Finance ministries are empowered with functions that allow them to lead a comprehensive, government-wide approach to address climate change.
Climate change is one of the most pressing global challenges, presenting profound implications for the environment, economies, and societies. Addressing this issue demands collaborative efforts from governments, businesses, and civil society.
While environment and climate change departments often lead climate policy development and implementation, finance departments are overlooked in the guiding and bolstering of climate action.
Central agencies, notably ministries of finance, must champion a comprehensive government-wide approach, encompassing all pertinent agencies, and incorporating climate considerations into public financial management and public investment management policies and decisions.
They can also incentivize national development banks to take on stronger green mandates. Many projects may have robust economic returns that in the absence of strong financial returns may not easily find private funding. These projects may have important downstream and positive spillover effects to accelerate the transition to a de-fossilized economy.
Similarly, finance ministries in their supervisory role can support the financial system in identifying stronger requirements on environmental, social and governance (ESG) reporting standards and disclosure requirements. This would generate multiple benefits including enhancing investment opportunities.
Unlike many other government ministries, finance departments generally possess a suite of functions, capacities and instruments that empower them to instigate transformations across the economy essential for realizing a climate-resilient, net-zero future.
Finance ministries or departments can take a lead role in climate policy in the following ways:
Budget Allocation for Climate Investments: Finance departments hold the mandate to allocate budgets across various governmental sectors.
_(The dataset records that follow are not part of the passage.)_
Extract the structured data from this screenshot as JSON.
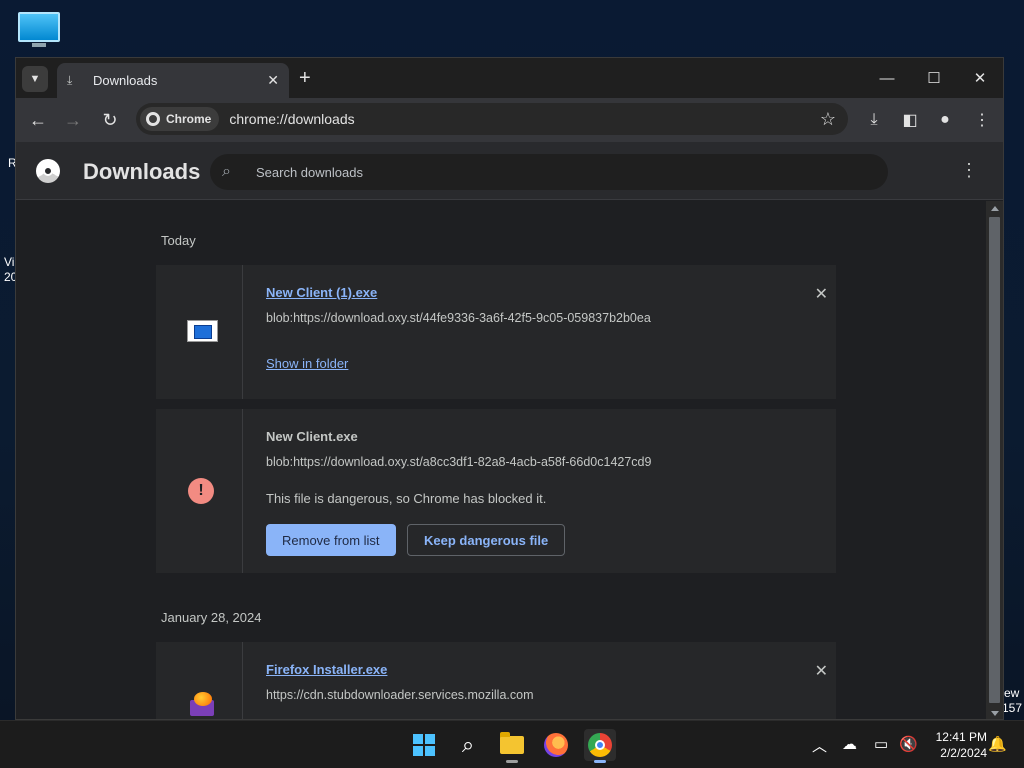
{
  "desktop": {
    "edge_texts": [
      "R",
      "Vi",
      "20",
      "ew",
      "157"
    ]
  },
  "window": {
    "tab": {
      "title": "Downloads",
      "close": "✕"
    },
    "new_tab": "+",
    "controls": {
      "minimize": "—",
      "maximize": "☐",
      "close": "✕"
    }
  },
  "toolbar": {
    "chip_label": "Chrome",
    "url": "chrome://downloads"
  },
  "page": {
    "title": "Downloads",
    "search_placeholder": "Search downloads"
  },
  "groups": [
    {
      "date": "Today",
      "items": [
        {
          "filename": "New Client (1).exe",
          "url": "blob:https://download.oxy.st/44fe9336-3a6f-42f5-9c05-059837b2b0ea",
          "action_link": "Show in folder"
        },
        {
          "filename": "New Client.exe",
          "url": "blob:https://download.oxy.st/a8cc3df1-82a8-4acb-a58f-66d0c1427cd9",
          "warning": "This file is dangerous, so Chrome has blocked it.",
          "primary_button": "Remove from list",
          "secondary_button": "Keep dangerous file"
        }
      ]
    },
    {
      "date": "January 28, 2024",
      "items": [
        {
          "filename": "Firefox Installer.exe",
          "url": "https://cdn.stubdownloader.services.mozilla.com"
        }
      ]
    }
  ],
  "taskbar": {
    "time": "12:41 PM",
    "date": "2/2/2024"
  },
  "colors": {
    "link_blue": "#8ab4f8",
    "danger_red": "#f28b82",
    "page_bg": "#1e1f22"
  }
}
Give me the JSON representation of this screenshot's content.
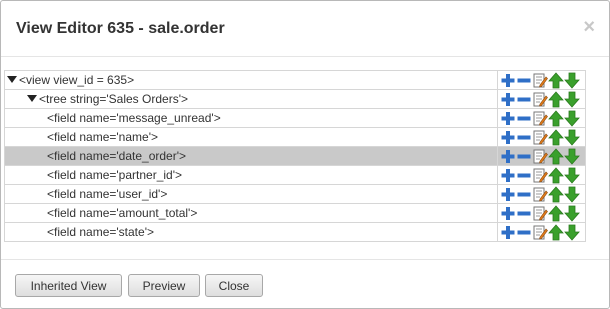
{
  "dialog": {
    "title": "View Editor 635 - sale.order",
    "close_glyph": "×"
  },
  "tree": {
    "rows": [
      {
        "label": "<view view_id = 635>",
        "expanded": true
      },
      {
        "label": "<tree string='Sales Orders'>",
        "expanded": true
      },
      {
        "label": "<field name='message_unread'>",
        "expanded": false
      },
      {
        "label": "<field name='name'>",
        "expanded": false
      },
      {
        "label": "<field name='date_order'>",
        "expanded": false,
        "selected": true
      },
      {
        "label": "<field name='partner_id'>",
        "expanded": false
      },
      {
        "label": "<field name='user_id'>",
        "expanded": false
      },
      {
        "label": "<field name='amount_total'>",
        "expanded": false
      },
      {
        "label": "<field name='state'>",
        "expanded": false
      }
    ],
    "row_actions": [
      "add-icon",
      "remove-icon",
      "edit-icon",
      "move-up-icon",
      "move-down-icon"
    ]
  },
  "footer": {
    "inherited_view_label": "Inherited View",
    "preview_label": "Preview",
    "close_label": "Close"
  },
  "colors": {
    "add": "#2f6fc7",
    "remove": "#2f6fc7",
    "arrow": "#3aa02c",
    "selected_row": "#c9c9c9"
  }
}
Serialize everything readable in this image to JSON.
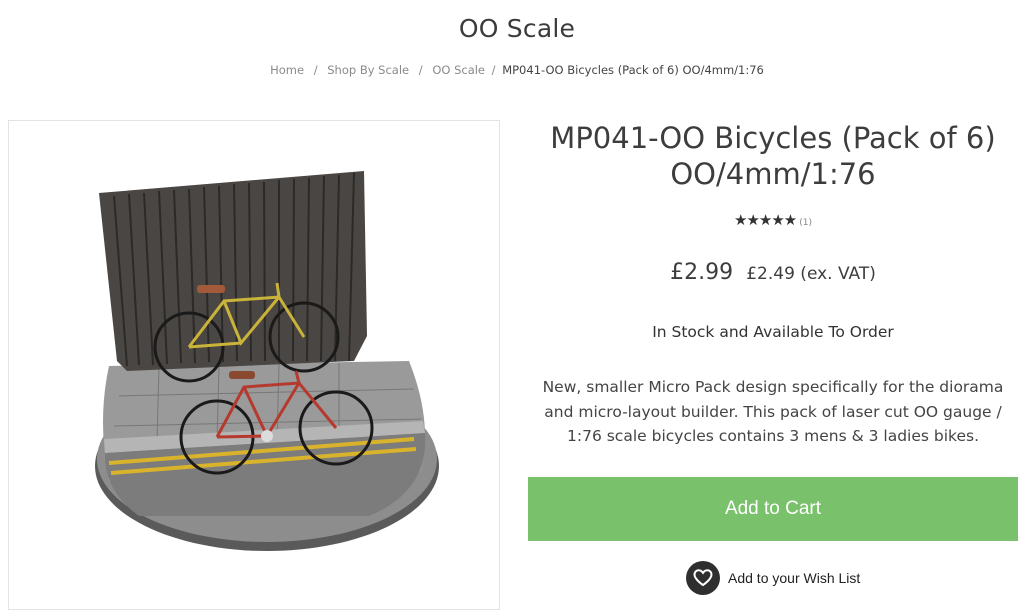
{
  "category": {
    "title": "OO Scale"
  },
  "breadcrumb": {
    "items": [
      "Home",
      "Shop By Scale",
      "OO Scale"
    ],
    "current": "MP041-OO Bicycles (Pack of 6) OO/4mm/1:76"
  },
  "product": {
    "title_line1": "MP041-OO Bicycles (Pack of 6)",
    "title_line2": "OO/4mm/1:76",
    "rating_stars": "★★★★★",
    "rating_value": 5,
    "rating_count": "(1)",
    "price": "£2.99",
    "price_ex_vat": "£2.49 (ex. VAT)",
    "stock_status": "In Stock and Available To Order",
    "description": "New, smaller Micro Pack design specifically for the diorama and micro-layout builder. This pack of laser cut OO gauge / 1:76 scale bicycles contains 3 mens & 3 ladies bikes.",
    "image_icon": "product-photo-bicycles-diorama"
  },
  "actions": {
    "add_to_cart": "Add to Cart",
    "wishlist": "Add to your Wish List",
    "wishlist_icon": "heart-icon"
  },
  "colors": {
    "cart_button": "#79c16a",
    "text_dark": "#3d3d3d",
    "wishlist_circle": "#2f2f2f"
  }
}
They critically assess cost-benefit analyses, life-cycle costs, and value-for-money in public-private partnerships, ensuring efficient allocation to climate mitigation and adaptation initiatives. This encompasses prioritizing investments in renewable energy, sustainable transport, and climate-resilient infrastructure. By designating funds and incentives for eco-friendly projects, finance departments can amplify the scale and efficacy of climate action.
Fiscal Policy: Fiscal strategies, encompassing taxation and subsidies, have a pronounced effect on greenhouse gas emissions. Finance departments can sculpt these policies to deter carbon-heavy activities and promote low-carbon alternatives, such as imposing carbon taxes or offering tax breaks for green technologies. Aligning fiscal policies with climate objectives propels a shift towards a sustainable economic model.
Mobilizing Climate Finance: Effective climate action frequently necessitates financial resources surpassing governmental capacities. Finance departments are instrumental in harnessing climate finance from global avenues like climate funds and developmental agencies. They can secure funding for climate endeavors and ensure its judicious application to meet climate targets.
Finance departments are pivotal to the success of climate policies
Several countries in Asia and the Pacific are integrating climate action into their budgetary cycles. Nepal's Ministry of Finance, for instance, incorporates a Climate Budget in its Consolidated Financial Statements. Countries like the Philippines employ climate budget tagging to trace climate spending.
Indonesia established the Committee for Acceleration of Priority Infrastructure Delivery, an inter-ministerial consortium inclusive of the Finance Ministry, tasked with coordinating infrastructure planning and project prioritization based on societal and economic returns.
In 2023, the Kyrgyz Republic instituted an inter-ministerial council, backed by the ministries of finance and economy and commerce, to initiate an early-stage approval mechanism. This ensures that preliminary public investment proposals seeking budgetary support align with national socio-economic and environmental strategies.
However, obstacles like the absence of tools and data for climate project prioritization, misaligned project pipelines, and steep project preparation costs hinder ministries from establishing robust, climate-informed project pipelines.
Multilateral development banks and bilateral development partners have set up project preparation funds to facilitate investment readiness and broader pipeline development. Continued capacity building is paramount to equip policymakers to discern and select viable, fiscally sustainable projects.
Innovative financing tools, like the Innovative Finance Facility for Climate in Asia and the Pacific (IF-CAP), can generate substantial climate financing. Quality infrastructure governance fosters a sturdy, sustainable pipeline of resilient infrastructure projects.
Finance departments are pivotal to the success of climate policies. In nations with limited institutional capacity, well-sequenced policy reforms, aligned with national capabilities and political backing, can enhance budget allocation capabilities, mold sustainable fiscal policies, and rally climate finance for adaptation and mitigation projects.
Active engagement, coupled with inventive financial tools, can propel sustainable growth while alleviating climate change repercussions. As the global community confronts the climate crisis, it's imperative for finance departments to acknowledge their indispensable role in sculpting a greener, resilient, and inclusive future.